The American Academy of Pediatrics recommends against putting children age 2 or younger in front of a screen. For children 3 and above it recommends no more than 1 to 2 hours of educational, nonviolent programs each day. For these children family movies are a great way for intentional parents to use entertainment to enhance a child's verbal skills, social and emotional learning and character education.
Talking and playing based on family movies is an excellent way to enhance verbal skills and foster social and emotional learning. It's also a great opportunity for character education and increases communication between parent and child. When fathers and mothers make entertainment an engine for their child's growth and development, they are practicing intentional parenting at its best.
Check out TWM's Index of Guides to Talking and Playing for Growth. For all of the TeachWithMovies.com indexes, click here.
This web page was written by Lauren Humphrey and James Frieden. It was first published December 10, 2012. © 2012 by TeachWithMovies.com, Inc. All rights reserved. DVD covers are shown by permission of Amazon.com.
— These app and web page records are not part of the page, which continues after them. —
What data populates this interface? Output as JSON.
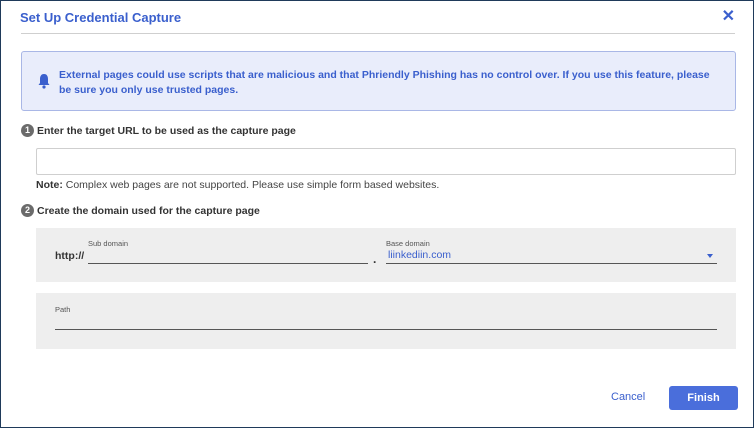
{
  "dialog": {
    "title": "Set Up Credential Capture",
    "close_icon": "close-icon"
  },
  "alert": {
    "icon": "bell-icon",
    "message": "External pages could use scripts that are malicious and that Phriendly Phishing has no control over. If you use this feature, please be sure you only use trusted pages."
  },
  "step1": {
    "number": "1",
    "label": "Enter the target URL to be used as the capture page",
    "url_value": "",
    "note_label": "Note:",
    "note_text": " Complex web pages are not supported. Please use simple form based websites."
  },
  "step2": {
    "number": "2",
    "label": "Create the domain used for the capture page",
    "protocol": "http://",
    "sub_domain_label": "Sub domain",
    "sub_domain_value": "",
    "separator": ".",
    "base_domain_label": "Base domain",
    "base_domain_value": "liinkediin.com",
    "path_label": "Path",
    "path_value": ""
  },
  "actions": {
    "cancel_label": "Cancel",
    "finish_label": "Finish"
  },
  "colors": {
    "accent": "#3a5fcd",
    "primary_button": "#4a6edb",
    "alert_bg": "#e9edfb",
    "panel_bg": "#eeeeee"
  }
}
TeachWithMovies.org®, TeachWithMovies.com®, Talking and Playing with Movies, and the pencil and filmstrip logo are trademarks of TeachWithMovies.com, Inc.